__What the exercise asks__
From the first line to the last, retype everything below exactly, minus the pictures.

__The data__
== Segment start ==

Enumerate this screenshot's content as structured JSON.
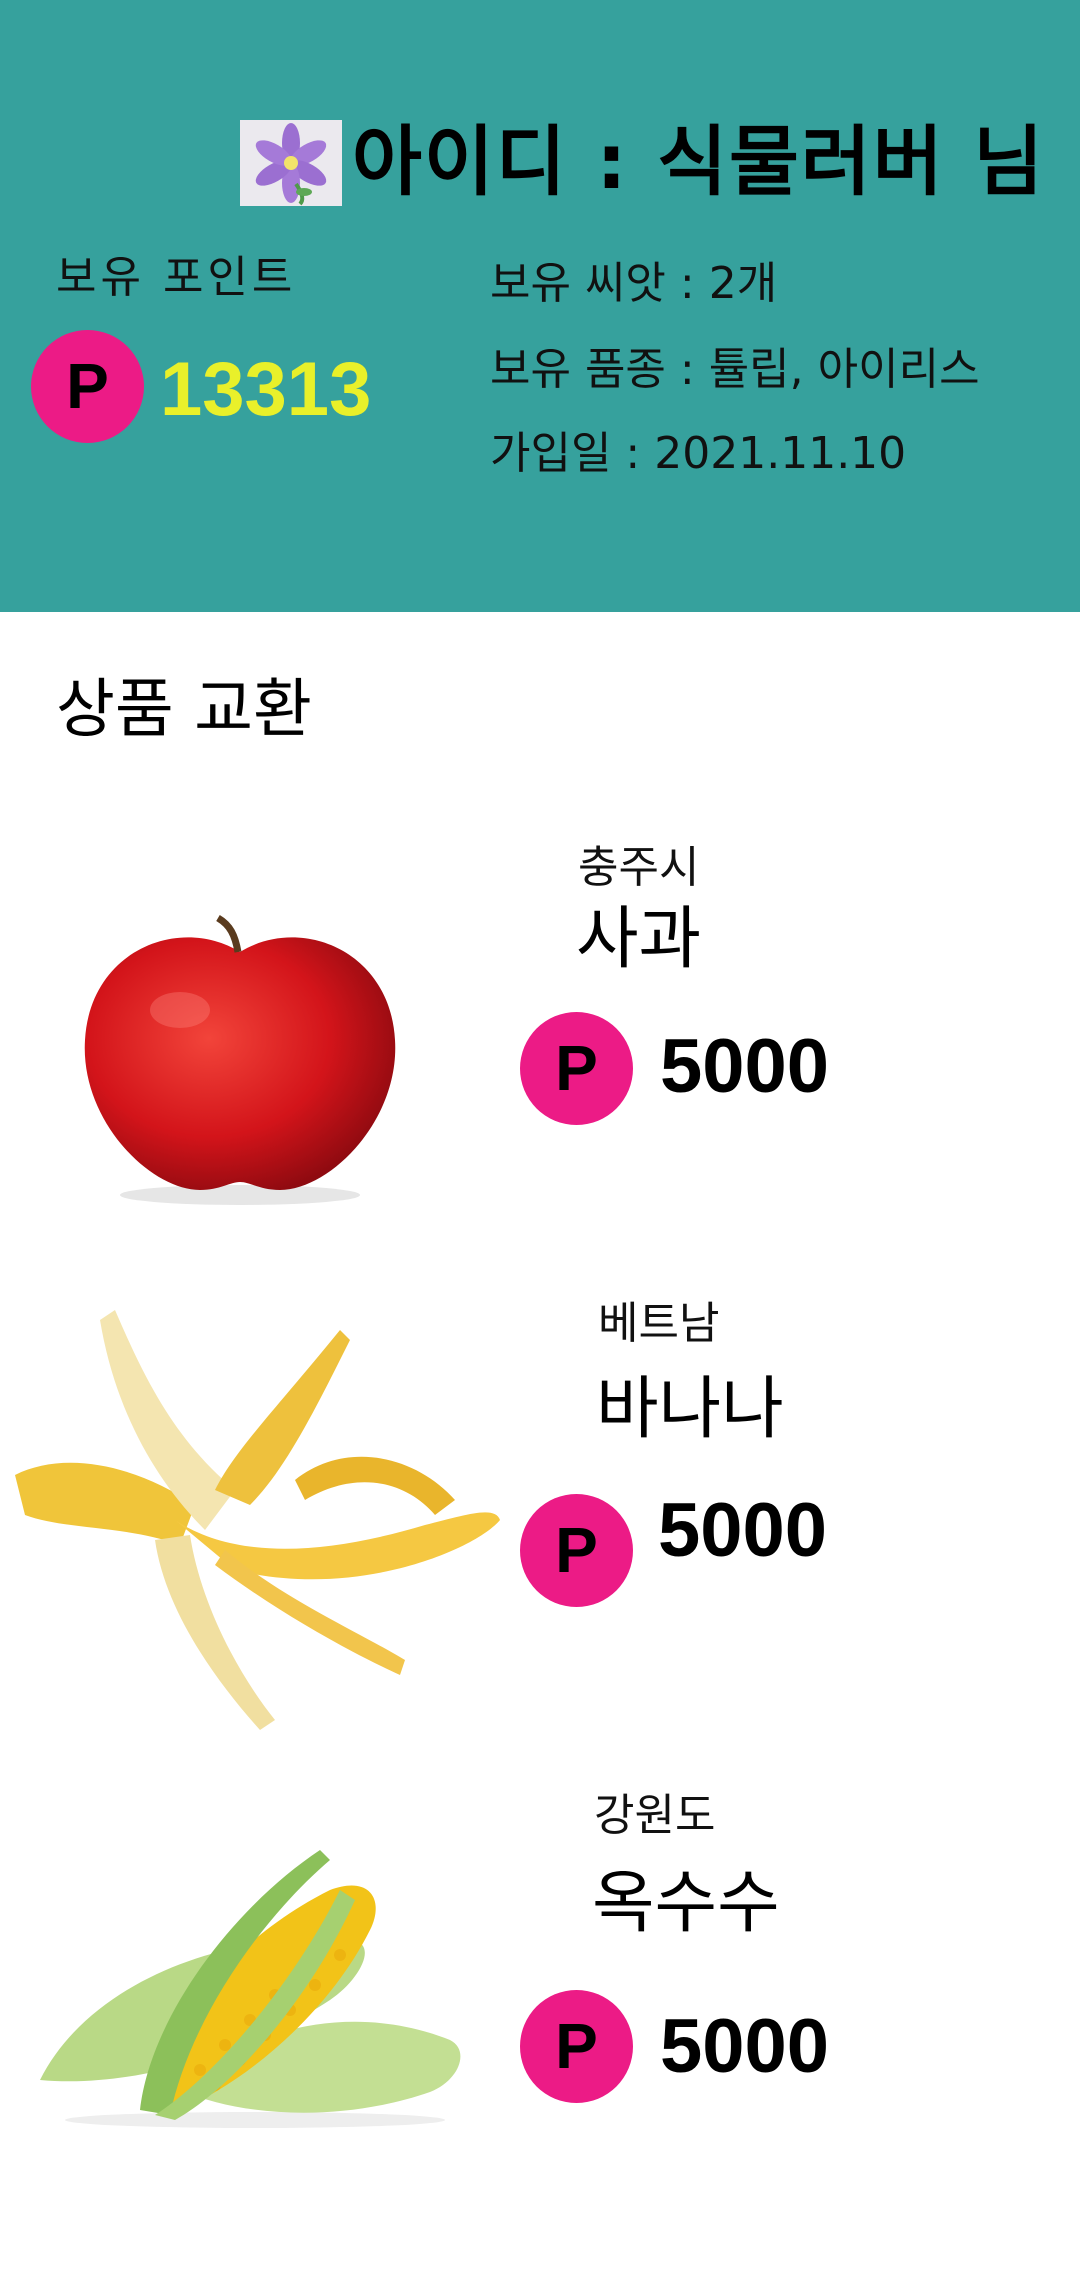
{
  "profile": {
    "avatar_icon": "flower-icon",
    "id_text": "아이디 : 식물러버 님",
    "points_label": "보유 포인트",
    "points_symbol": "P",
    "points_value": "13313",
    "seeds": "보유 씨앗 : 2개",
    "varieties": "보유 품종 : 튤립, 아이리스",
    "join_date": "가입일 : 2021.11.10"
  },
  "exchange": {
    "title": "상품 교환",
    "products": [
      {
        "origin": "충주시",
        "name": "사과",
        "symbol": "P",
        "price": "5000",
        "image_icon": "apple-image"
      },
      {
        "origin": "베트남",
        "name": "바나나",
        "symbol": "P",
        "price": "5000",
        "image_icon": "banana-image"
      },
      {
        "origin": "강원도",
        "name": "옥수수",
        "symbol": "P",
        "price": "5000",
        "image_icon": "corn-image"
      }
    ]
  },
  "colors": {
    "header_bg": "#36A19D",
    "point_badge": "#EC1B86",
    "point_value": "#E9F02A"
  }
}
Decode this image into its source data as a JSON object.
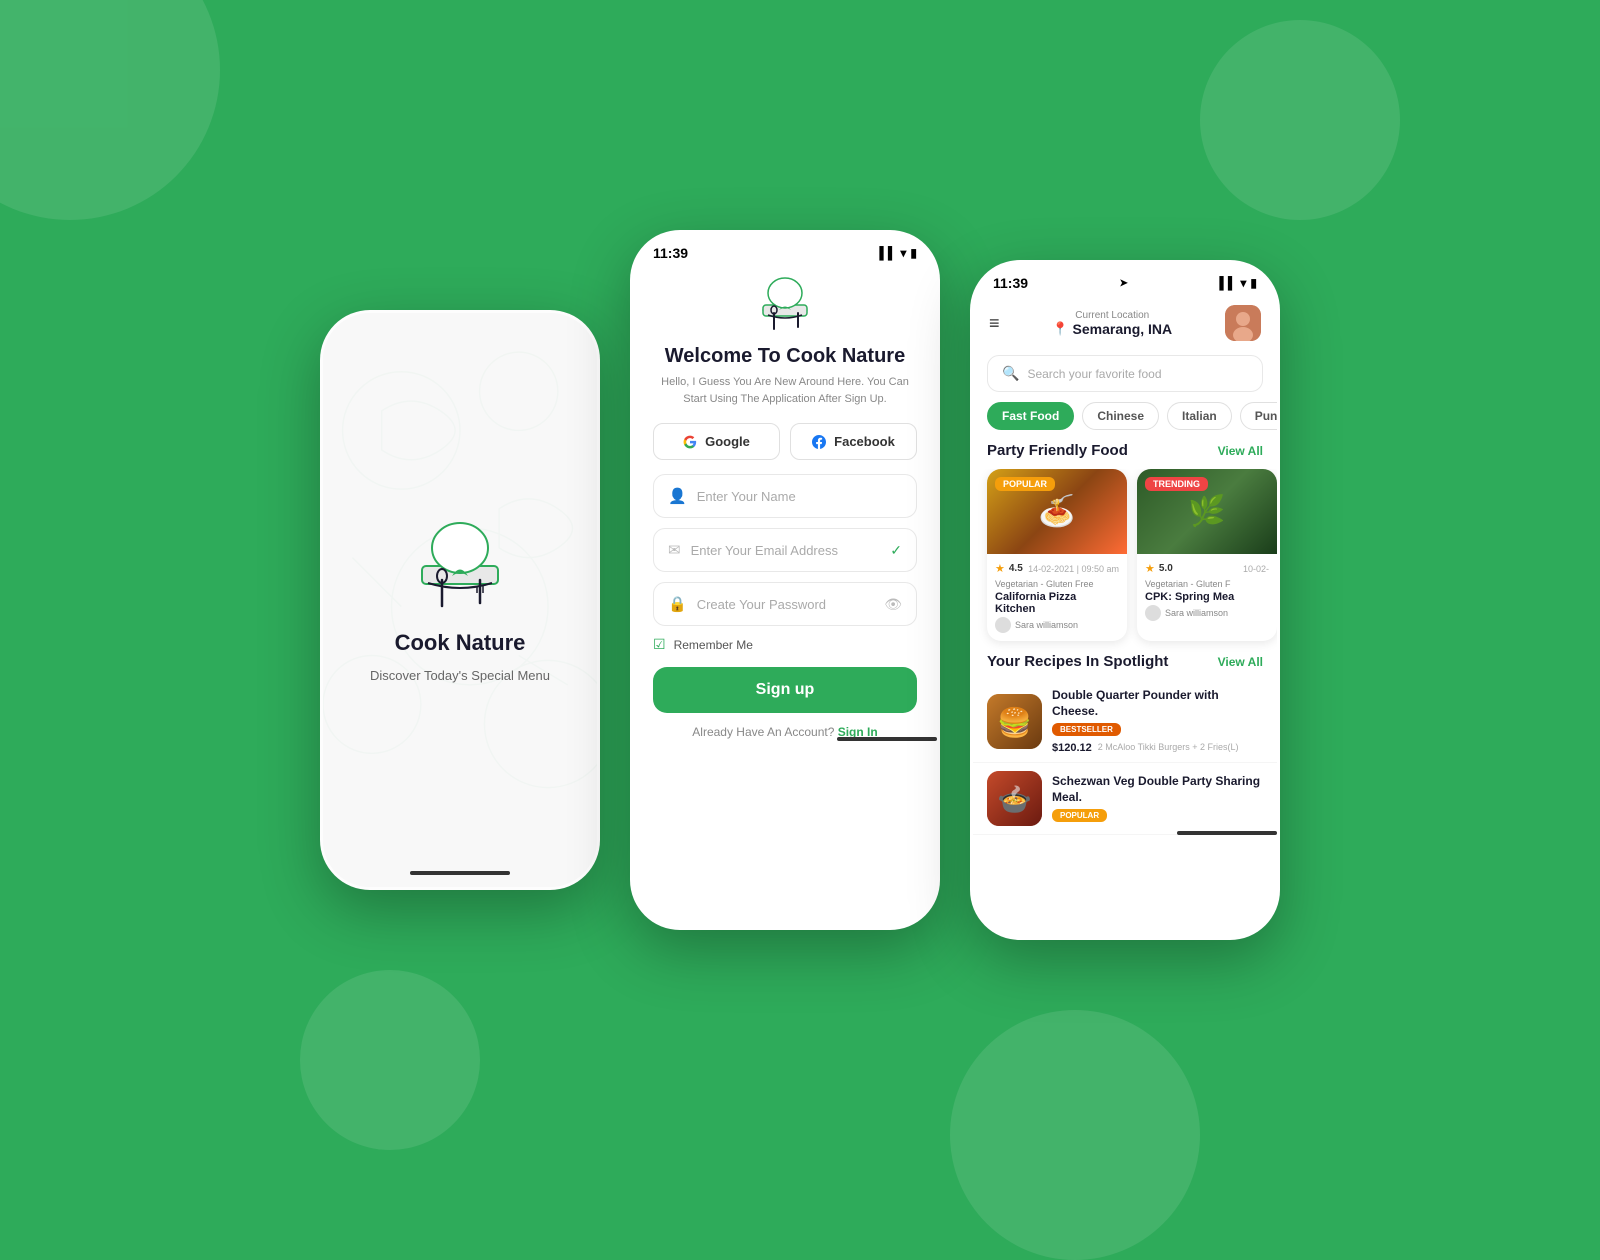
{
  "background": {
    "color": "#2eab5a"
  },
  "phone1": {
    "app_name": "Cook Nature",
    "tagline": "Discover Today's Special Menu"
  },
  "phone2": {
    "status_bar": {
      "time": "11:39",
      "signal": "▌▌",
      "wifi": "▾",
      "battery": "▮▮▮"
    },
    "welcome_title": "Welcome To Cook Nature",
    "welcome_sub": "Hello, I Guess You Are New Around Here. You Can Start Using The Application After Sign Up.",
    "google_label": "Google",
    "facebook_label": "Facebook",
    "name_placeholder": "Enter Your Name",
    "email_placeholder": "Enter Your Email Address",
    "password_placeholder": "Create Your Password",
    "remember_label": "Remember Me",
    "signup_label": "Sign up",
    "signin_prompt": "Already Have An Account?",
    "signin_link": "Sign In"
  },
  "phone3": {
    "status_bar": {
      "time": "11:39"
    },
    "location_label": "Current Location",
    "location_name": "Semarang, INA",
    "search_placeholder": "Search your favorite food",
    "categories": [
      {
        "label": "Fast Food",
        "active": true
      },
      {
        "label": "Chinese",
        "active": false
      },
      {
        "label": "Italian",
        "active": false
      },
      {
        "label": "Punjab",
        "active": false
      }
    ],
    "party_section": {
      "title": "Party Friendly Food",
      "view_all": "View All"
    },
    "food_cards": [
      {
        "badge": "POPULAR",
        "badge_type": "popular",
        "rating": "4.5",
        "date": "14-02-2021 | 09:50 am",
        "type": "Vegetarian - Gluten Free",
        "name": "California Pizza Kitchen",
        "author": "Sara williamson"
      },
      {
        "badge": "TRENDING",
        "badge_type": "trending",
        "rating": "5.0",
        "date": "10-02-",
        "type": "Vegetarian - Gluten F",
        "name": "CPK: Spring Mea",
        "author": "Sara williamson"
      }
    ],
    "spotlight_section": {
      "title": "Your Recipes In Spotlight",
      "view_all": "View All"
    },
    "spotlight_items": [
      {
        "name": "Double Quarter Pounder with Cheese.",
        "badge": "BESTSELLER",
        "badge_type": "bestseller",
        "price": "$120.12",
        "desc": "2 McAloo Tikki Burgers + 2 Fries(L)"
      },
      {
        "name": "Schezwan Veg Double Party Sharing Meal.",
        "badge": "POPULAR",
        "badge_type": "popular2",
        "price": "",
        "desc": ""
      }
    ]
  }
}
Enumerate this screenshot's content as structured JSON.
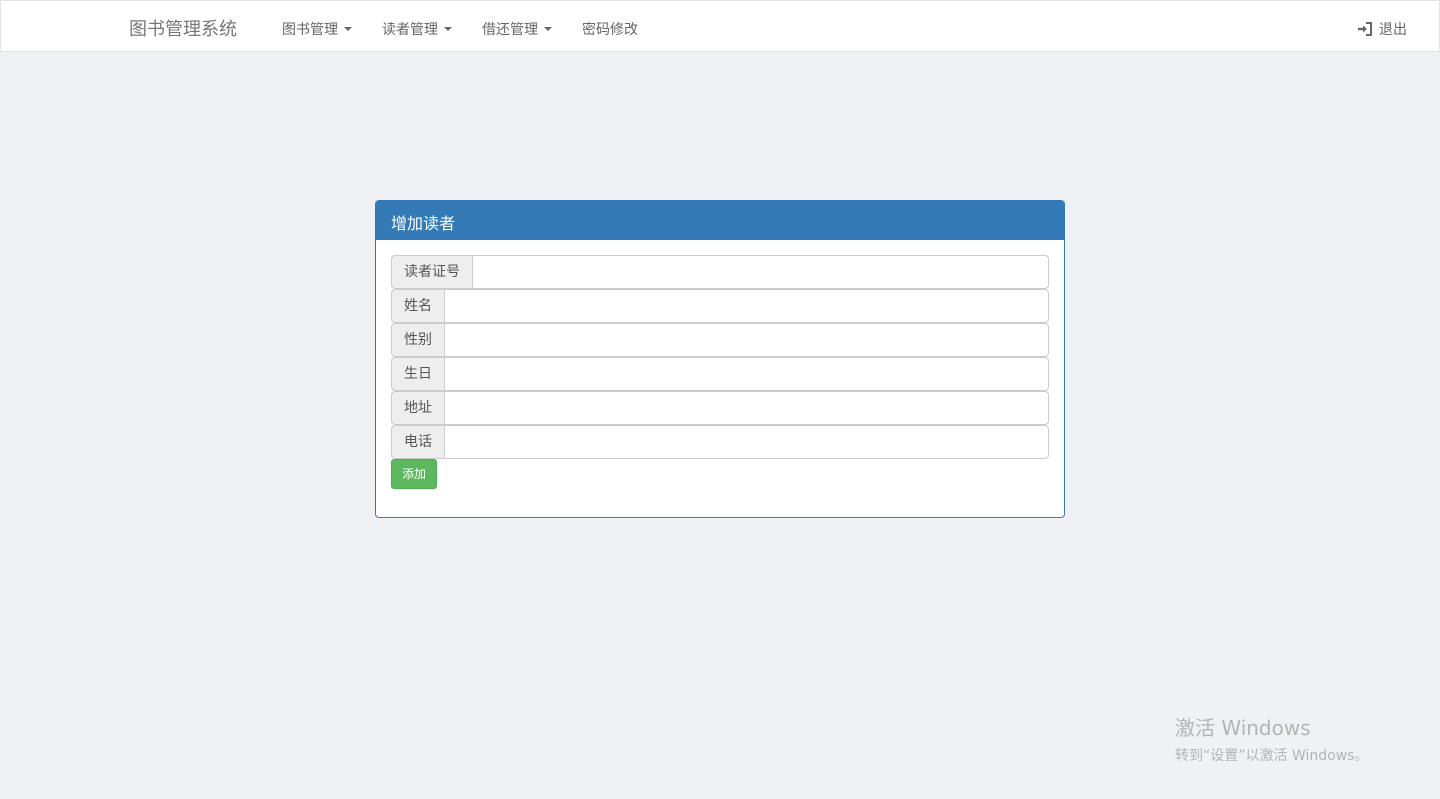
{
  "navbar": {
    "brand": "图书管理系统",
    "items": [
      {
        "label": "图书管理",
        "dropdown": true
      },
      {
        "label": "读者管理",
        "dropdown": true
      },
      {
        "label": "借还管理",
        "dropdown": true
      },
      {
        "label": "密码修改",
        "dropdown": false
      }
    ],
    "logout_label": "退出",
    "logout_icon": "login-icon"
  },
  "panel": {
    "title": "增加读者",
    "fields": [
      {
        "label": "读者证号",
        "value": ""
      },
      {
        "label": "姓名",
        "value": ""
      },
      {
        "label": "性别",
        "value": ""
      },
      {
        "label": "生日",
        "value": ""
      },
      {
        "label": "地址",
        "value": ""
      },
      {
        "label": "电话",
        "value": ""
      }
    ],
    "submit_label": "添加"
  },
  "watermark": {
    "title": "激活 Windows",
    "subtitle": "转到“设置”以激活 Windows。"
  },
  "colors": {
    "primary": "#337ab7",
    "success": "#5cb85c",
    "background": "#eff1f5"
  }
}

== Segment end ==

__Output for this task__
Enumerate this screenshot's content as structured JSON.
{
  "profile": {
    "avatar_icon": "flower-icon",
    "id_text": "아이디 : 식물러버 님",
    "points_label": "보유 포인트",
    "points_symbol": "P",
    "points_value": "13313",
    "seeds": "보유 씨앗 : 2개",
    "varieties": "보유 품종 : 튤립, 아이리스",
    "join_date": "가입일 : 2021.11.10"
  },
  "exchange": {
    "title": "상품 교환",
    "products": [
      {
        "origin": "충주시",
        "name": "사과",
        "symbol": "P",
        "price": "5000",
        "image_icon": "apple-image"
      },
      {
        "origin": "베트남",
        "name": "바나나",
        "symbol": "P",
        "price": "5000",
        "image_icon": "banana-image"
      },
      {
        "origin": "강원도",
        "name": "옥수수",
        "symbol": "P",
        "price": "5000",
        "image_icon": "corn-image"
      }
    ]
  },
  "colors": {
    "header_bg": "#36A19D",
    "point_badge": "#EC1B86",
    "point_value": "#E9F02A"
  }
}
Decode this image into its source data as a JSON object.
{
  "background": {
    "color": "#2eab5a"
  },
  "phone1": {
    "app_name": "Cook Nature",
    "tagline": "Discover Today's Special Menu"
  },
  "phone2": {
    "status_bar": {
      "time": "11:39",
      "signal": "▌▌",
      "wifi": "▾",
      "battery": "▮▮▮"
    },
    "welcome_title": "Welcome To Cook Nature",
    "welcome_sub": "Hello, I Guess You Are New Around Here. You Can Start Using The Application After Sign Up.",
    "google_label": "Google",
    "facebook_label": "Facebook",
    "name_placeholder": "Enter Your Name",
    "email_placeholder": "Enter Your Email Address",
    "password_placeholder": "Create Your Password",
    "remember_label": "Remember Me",
    "signup_label": "Sign up",
    "signin_prompt": "Already Have An Account?",
    "signin_link": "Sign In"
  },
  "phone3": {
    "status_bar": {
      "time": "11:39"
    },
    "location_label": "Current Location",
    "location_name": "Semarang, INA",
    "search_placeholder": "Search your favorite food",
    "categories": [
      {
        "label": "Fast Food",
        "active": true
      },
      {
        "label": "Chinese",
        "active": false
      },
      {
        "label": "Italian",
        "active": false
      },
      {
        "label": "Punjab",
        "active": false
      }
    ],
    "party_section": {
      "title": "Party Friendly Food",
      "view_all": "View All"
    },
    "food_cards": [
      {
        "badge": "POPULAR",
        "badge_type": "popular",
        "rating": "4.5",
        "date": "14-02-2021 | 09:50 am",
        "type": "Vegetarian - Gluten Free",
        "name": "California Pizza Kitchen",
        "author": "Sara williamson"
      },
      {
        "badge": "TRENDING",
        "badge_type": "trending",
        "rating": "5.0",
        "date": "10-02-",
        "type": "Vegetarian - Gluten F",
        "name": "CPK: Spring Mea",
        "author": "Sara williamson"
      }
    ],
    "spotlight_section": {
      "title": "Your Recipes In Spotlight",
      "view_all": "View All"
    },
    "spotlight_items": [
      {
        "name": "Double Quarter Pounder with Cheese.",
        "badge": "BESTSELLER",
        "badge_type": "bestseller",
        "price": "$120.12",
        "desc": "2 McAloo Tikki Burgers + 2 Fries(L)"
      },
      {
        "name": "Schezwan Veg Double Party Sharing Meal.",
        "badge": "POPULAR",
        "badge_type": "popular2",
        "price": "",
        "desc": ""
      }
    ]
  }
}
Enumerate this screenshot's content as structured JSON.
{
  "navbar": {
    "brand": "图书管理系统",
    "items": [
      {
        "label": "图书管理",
        "dropdown": true
      },
      {
        "label": "读者管理",
        "dropdown": true
      },
      {
        "label": "借还管理",
        "dropdown": true
      },
      {
        "label": "密码修改",
        "dropdown": false
      }
    ],
    "logout_label": "退出",
    "logout_icon": "login-icon"
  },
  "panel": {
    "title": "增加读者",
    "fields": [
      {
        "label": "读者证号",
        "value": ""
      },
      {
        "label": "姓名",
        "value": ""
      },
      {
        "label": "性别",
        "value": ""
      },
      {
        "label": "生日",
        "value": ""
      },
      {
        "label": "地址",
        "value": ""
      },
      {
        "label": "电话",
        "value": ""
      }
    ],
    "submit_label": "添加"
  },
  "watermark": {
    "title": "激活 Windows",
    "subtitle": "转到“设置”以激活 Windows。"
  },
  "colors": {
    "primary": "#337ab7",
    "success": "#5cb85c",
    "background": "#eff1f5"
  }
}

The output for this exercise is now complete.